Action item — When you retype the data, keep every word exactly and include none of the pictures.

Data listing —
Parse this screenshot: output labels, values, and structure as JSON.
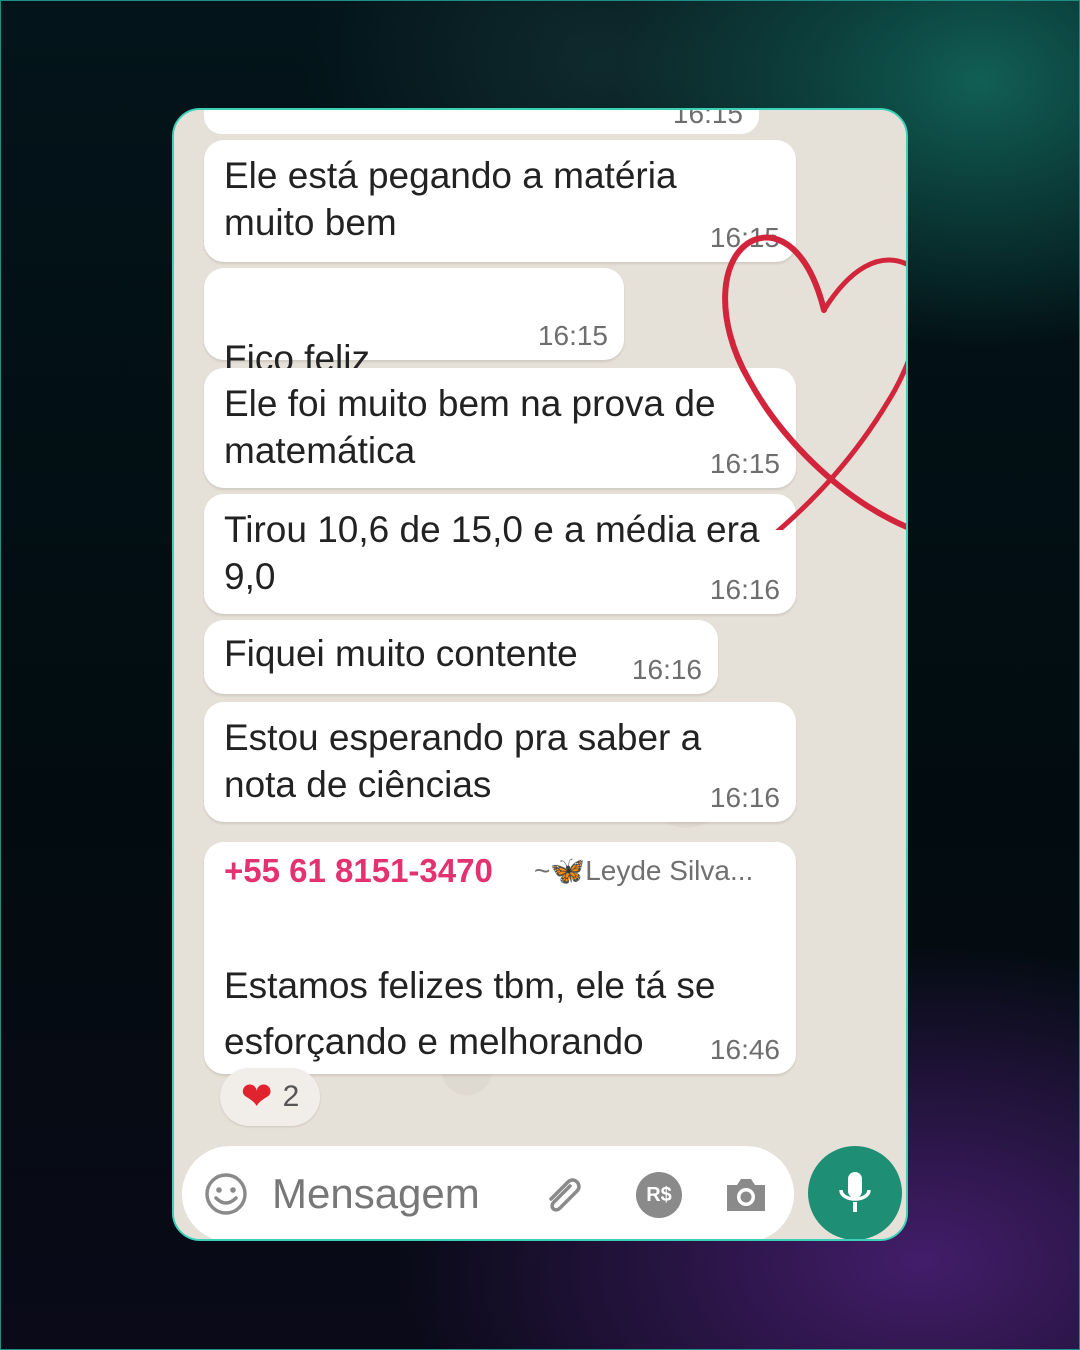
{
  "top_partial_time": "16:15",
  "messages": [
    {
      "text": "Ele está pegando a matéria\nmuito bem",
      "time": "16:15"
    },
    {
      "text": "Fico feliz",
      "emoji": "✨✨",
      "time": "16:15"
    },
    {
      "text": "Ele foi muito bem na prova de\nmatemática",
      "time": "16:15"
    },
    {
      "text": "Tirou 10,6 de 15,0 e a média era\n9,0",
      "time": "16:16"
    },
    {
      "text": "Fiquei muito contente",
      "time": "16:16"
    },
    {
      "text": "Estou esperando pra saber a\nnota de ciências",
      "time": "16:16"
    }
  ],
  "reply": {
    "sender_number": "+55 61 8151-3470",
    "sender_name": "~🦋Leyde Silva...",
    "text": "Estamos felizes tbm, ele tá se\nesforçando e melhorando",
    "emoji": "😊",
    "time": "16:46"
  },
  "reaction": {
    "emoji": "❤",
    "count": "2"
  },
  "composer": {
    "placeholder": "Mensagem",
    "currency_label": "R$",
    "icons": [
      "emoji-icon",
      "attach-icon",
      "payment-icon",
      "camera-icon",
      "mic-icon"
    ]
  },
  "colors": {
    "frame_border": "#3ad1b8",
    "sender": "#e4316f",
    "mic_button": "#1e8f74",
    "heart_doodle": "#d2253c"
  }
}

Answer box —
Parse this screenshot: output labels, values, and structure as JSON.
{
  "top_partial_time": "16:15",
  "messages": [
    {
      "text": "Ele está pegando a matéria\nmuito bem",
      "time": "16:15"
    },
    {
      "text": "Fico feliz",
      "emoji": "✨✨",
      "time": "16:15"
    },
    {
      "text": "Ele foi muito bem na prova de\nmatemática",
      "time": "16:15"
    },
    {
      "text": "Tirou 10,6 de 15,0 e a média era\n9,0",
      "time": "16:16"
    },
    {
      "text": "Fiquei muito contente",
      "time": "16:16"
    },
    {
      "text": "Estou esperando pra saber a\nnota de ciências",
      "time": "16:16"
    }
  ],
  "reply": {
    "sender_number": "+55 61 8151-3470",
    "sender_name": "~🦋Leyde Silva...",
    "text": "Estamos felizes tbm, ele tá se\nesforçando e melhorando",
    "emoji": "😊",
    "time": "16:46"
  },
  "reaction": {
    "emoji": "❤",
    "count": "2"
  },
  "composer": {
    "placeholder": "Mensagem",
    "currency_label": "R$",
    "icons": [
      "emoji-icon",
      "attach-icon",
      "payment-icon",
      "camera-icon",
      "mic-icon"
    ]
  },
  "colors": {
    "frame_border": "#3ad1b8",
    "sender": "#e4316f",
    "mic_button": "#1e8f74",
    "heart_doodle": "#d2253c"
  }
}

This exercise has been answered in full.